All of these laws that were mentioned and more that she has helped pass will continue to make an impact in America. Without these laws, who knows how different the conditions for women in the workforce would look like today.

Although Justice Ginsburg is no longer on the Bench today, our country will never be the same. LGBTQ+ rights, women’s rights, and universal equality were all results due to RBG’s commitment to advocate for justice.

Although RBG has passed, she has left an undying impression on America. (Courtesy of Cliff Owen/AP File)

What does RBG mean to you?

Ruth Bader Ginsburg passed away on September 18, 2020 in Washington D.C. She was a Supreme Court justice and role model to so many kids, teenagers, and adults across the globe. She played a vital role in many Supreme Court Rulings. Although she is no longer physically here, she will still be remembered by so many because of her memorable actions and legacy. She has left her mark on this world after fighting for gender equality and women’s rights throughout her law career.

Lisa Gorbati, (‘21) said, “She inspired me to stand up for what I believe in and her actions will live on.”

Ginsburg said, “Women belong in all places where decisions are being made.” This quote resonates with Emma Greenberg, (22). Greenberg said, “RBG was a bold feminist who represented what it means to be a fearless woman. She was also a great Jewish role model to me.

Jesse Sklar (‘24) said, “Ginsburg was an inspiration for minority groups and less privileged people. She spent every moment of her life fighting for what she believed in; even from her hospital bed.”

Max Gaffin, (‘22) said, “RBG was a trailblazer for rights of women and men across the United States.
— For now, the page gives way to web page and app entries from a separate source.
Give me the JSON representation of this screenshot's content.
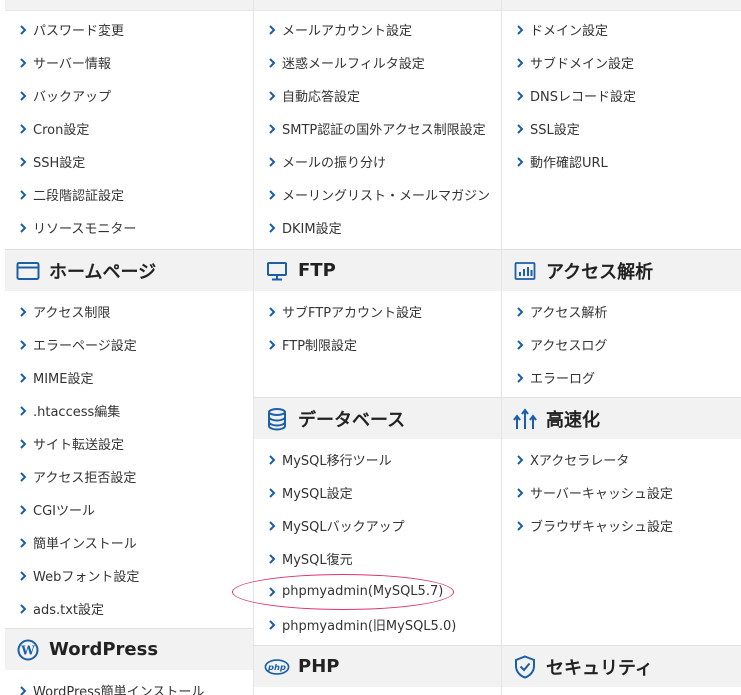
{
  "columns": [
    {
      "sections": [
        {
          "title": "",
          "icon": "",
          "items": [
            "パスワード変更",
            "サーバー情報",
            "バックアップ",
            "Cron設定",
            "SSH設定",
            "二段階認証設定",
            "リソースモニター"
          ]
        },
        {
          "title": "ホームページ",
          "icon": "browser-window-icon",
          "items": [
            "アクセス制限",
            "エラーページ設定",
            "MIME設定",
            ".htaccess編集",
            "サイト転送設定",
            "アクセス拒否設定",
            "CGIツール",
            "簡単インストール",
            "Webフォント設定",
            "ads.txt設定"
          ]
        },
        {
          "title": "WordPress",
          "icon": "wordpress-icon",
          "items": [
            "WordPress簡単インストール"
          ]
        }
      ]
    },
    {
      "sections": [
        {
          "title": "",
          "icon": "",
          "items": [
            "メールアカウント設定",
            "迷惑メールフィルタ設定",
            "自動応答設定",
            "SMTP認証の国外アクセス制限設定",
            "メールの振り分け",
            "メーリングリスト・メールマガジン",
            "DKIM設定"
          ]
        },
        {
          "title": "FTP",
          "icon": "monitor-icon",
          "items": [
            "サブFTPアカウント設定",
            "FTP制限設定"
          ]
        },
        {
          "title": "データベース",
          "icon": "database-icon",
          "items": [
            "MySQL移行ツール",
            "MySQL設定",
            "MySQLバックアップ",
            "MySQL復元",
            "phpmyadmin(MySQL5.7)",
            "phpmyadmin(旧MySQL5.0)"
          ]
        },
        {
          "title": "PHP",
          "icon": "php-icon",
          "items": []
        }
      ]
    },
    {
      "sections": [
        {
          "title": "",
          "icon": "",
          "items": [
            "ドメイン設定",
            "サブドメイン設定",
            "DNSレコード設定",
            "SSL設定",
            "動作確認URL"
          ]
        },
        {
          "title": "アクセス解析",
          "icon": "bar-chart-icon",
          "items": [
            "アクセス解析",
            "アクセスログ",
            "エラーログ"
          ]
        },
        {
          "title": "高速化",
          "icon": "speed-arrows-icon",
          "items": [
            "Xアクセラレータ",
            "サーバーキャッシュ設定",
            "ブラウザキャッシュ設定"
          ]
        },
        {
          "title": "セキュリティ",
          "icon": "shield-icon",
          "items": []
        }
      ]
    }
  ],
  "colors": {
    "accent": "#1a73b8",
    "header_bg": "#f2f2f2",
    "highlight": "#d9366b"
  }
}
She represents everything that I hope to be one day- a person who stands for things bigger than themselves. She inspires me to be the best leader that I can be and she makes me think that I can do whatever I set my mind to.”

Grace Pierlott, (‘22) said, “I aspire to be half as strong as RBG was and will always look up to her as my role model. Her strength, dedication, commitment to her job, her family, and fighting for a more equal America was inspiring.”

Lalitha Viswanathan, (‘22) said, “I really appreciate that she kept warm friendships with people who had polar opposite political opinions as her own, which is a practice that most Americans should adopt. Also, her impact on abortion reform and female independence will forever leave an impact on this country. I believe that every woman is indebted to RBG due to her contributions for all of us.”

Sophie Neuwirth, (‘23) said, “It was so empowering to see a confident and passionate woman like RBG hold such a high position in our country.”

Ilana Chase, (‘23) said, “RBG inspired me to always try and achieve my goal no matter what. Also, she helped many generations believe that women can do anything.

Alisha Fazal, (‘22) said, “RBG is a huge inspiration to me, as she overcame so many obstacles that she faced because she was a woman.”

Tharunika Govindasamy, (‘22) said, “I looked up to Ginsburg in numerous ways for she was respectable, intelligent, and an independent woman who stood for women’s rights and never once let down her supporters. Her death is not only devastating, but makes me quite anxious for the threatened future of women empowerment in this nation.”

Ginsburg will be missed, but her legacy will live on for generations.

This story was originally published on Eastside on October 16, 2020.